»»

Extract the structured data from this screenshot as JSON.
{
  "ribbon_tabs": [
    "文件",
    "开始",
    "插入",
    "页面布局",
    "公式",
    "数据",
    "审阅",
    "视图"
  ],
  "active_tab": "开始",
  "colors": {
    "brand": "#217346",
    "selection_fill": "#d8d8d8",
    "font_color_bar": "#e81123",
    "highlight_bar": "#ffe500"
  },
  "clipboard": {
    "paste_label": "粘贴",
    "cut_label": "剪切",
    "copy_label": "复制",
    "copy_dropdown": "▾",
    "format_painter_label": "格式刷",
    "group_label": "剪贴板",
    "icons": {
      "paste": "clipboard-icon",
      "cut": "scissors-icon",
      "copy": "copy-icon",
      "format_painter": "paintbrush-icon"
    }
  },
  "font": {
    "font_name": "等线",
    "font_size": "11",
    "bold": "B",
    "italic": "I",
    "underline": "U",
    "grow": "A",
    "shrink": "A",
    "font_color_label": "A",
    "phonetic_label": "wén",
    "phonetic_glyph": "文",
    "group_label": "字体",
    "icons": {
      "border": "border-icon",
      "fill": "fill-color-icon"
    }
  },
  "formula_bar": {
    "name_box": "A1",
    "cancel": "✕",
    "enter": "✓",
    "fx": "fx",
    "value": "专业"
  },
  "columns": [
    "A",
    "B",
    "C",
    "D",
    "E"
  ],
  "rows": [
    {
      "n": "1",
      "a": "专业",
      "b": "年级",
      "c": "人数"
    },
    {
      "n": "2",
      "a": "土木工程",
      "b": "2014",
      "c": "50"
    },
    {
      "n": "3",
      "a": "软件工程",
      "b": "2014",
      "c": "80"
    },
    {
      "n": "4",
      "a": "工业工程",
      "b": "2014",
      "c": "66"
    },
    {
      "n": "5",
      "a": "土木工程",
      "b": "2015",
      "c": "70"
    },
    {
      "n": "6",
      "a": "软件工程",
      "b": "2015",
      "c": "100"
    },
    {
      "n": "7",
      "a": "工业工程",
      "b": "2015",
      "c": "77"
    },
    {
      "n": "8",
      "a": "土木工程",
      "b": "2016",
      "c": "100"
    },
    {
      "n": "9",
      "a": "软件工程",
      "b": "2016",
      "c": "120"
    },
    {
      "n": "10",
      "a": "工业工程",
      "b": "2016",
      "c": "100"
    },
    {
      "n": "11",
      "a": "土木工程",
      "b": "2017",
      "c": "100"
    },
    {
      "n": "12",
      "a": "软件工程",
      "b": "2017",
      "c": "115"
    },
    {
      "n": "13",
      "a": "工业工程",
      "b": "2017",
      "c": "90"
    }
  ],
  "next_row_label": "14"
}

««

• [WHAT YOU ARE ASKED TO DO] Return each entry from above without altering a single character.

• [EXERCISE OUTPUT]
Extract the structured data from this screenshot as JSON.
{
  "ribbon_tabs": [
    "文件",
    "开始",
    "插入",
    "页面布局",
    "公式",
    "数据",
    "审阅",
    "视图"
  ],
  "active_tab": "开始",
  "colors": {
    "brand": "#217346",
    "selection_fill": "#d8d8d8",
    "font_color_bar": "#e81123",
    "highlight_bar": "#ffe500"
  },
  "clipboard": {
    "paste_label": "粘贴",
    "cut_label": "剪切",
    "copy_label": "复制",
    "copy_dropdown": "▾",
    "format_painter_label": "格式刷",
    "group_label": "剪贴板",
    "icons": {
      "paste": "clipboard-icon",
      "cut": "scissors-icon",
      "copy": "copy-icon",
      "format_painter": "paintbrush-icon"
    }
  },
  "font": {
    "font_name": "等线",
    "font_size": "11",
    "bold": "B",
    "italic": "I",
    "underline": "U",
    "grow": "A",
    "shrink": "A",
    "font_color_label": "A",
    "phonetic_label": "wén",
    "phonetic_glyph": "文",
    "group_label": "字体",
    "icons": {
      "border": "border-icon",
      "fill": "fill-color-icon"
    }
  },
  "formula_bar": {
    "name_box": "A1",
    "cancel": "✕",
    "enter": "✓",
    "fx": "fx",
    "value": "专业"
  },
  "columns": [
    "A",
    "B",
    "C",
    "D",
    "E"
  ],
  "rows": [
    {
      "n": "1",
      "a": "专业",
      "b": "年级",
      "c": "人数"
    },
    {
      "n": "2",
      "a": "土木工程",
      "b": "2014",
      "c": "50"
    },
    {
      "n": "3",
      "a": "软件工程",
      "b": "2014",
      "c": "80"
    },
    {
      "n": "4",
      "a": "工业工程",
      "b": "2014",
      "c": "66"
    },
    {
      "n": "5",
      "a": "土木工程",
      "b": "2015",
      "c": "70"
    },
    {
      "n": "6",
      "a": "软件工程",
      "b": "2015",
      "c": "100"
    },
    {
      "n": "7",
      "a": "工业工程",
      "b": "2015",
      "c": "77"
    },
    {
      "n": "8",
      "a": "土木工程",
      "b": "2016",
      "c": "100"
    },
    {
      "n": "9",
      "a": "软件工程",
      "b": "2016",
      "c": "120"
    },
    {
      "n": "10",
      "a": "工业工程",
      "b": "2016",
      "c": "100"
    },
    {
      "n": "11",
      "a": "土木工程",
      "b": "2017",
      "c": "100"
    },
    {
      "n": "12",
      "a": "软件工程",
      "b": "2017",
      "c": "115"
    },
    {
      "n": "13",
      "a": "工业工程",
      "b": "2017",
      "c": "90"
    }
  ],
  "next_row_label": "14"
}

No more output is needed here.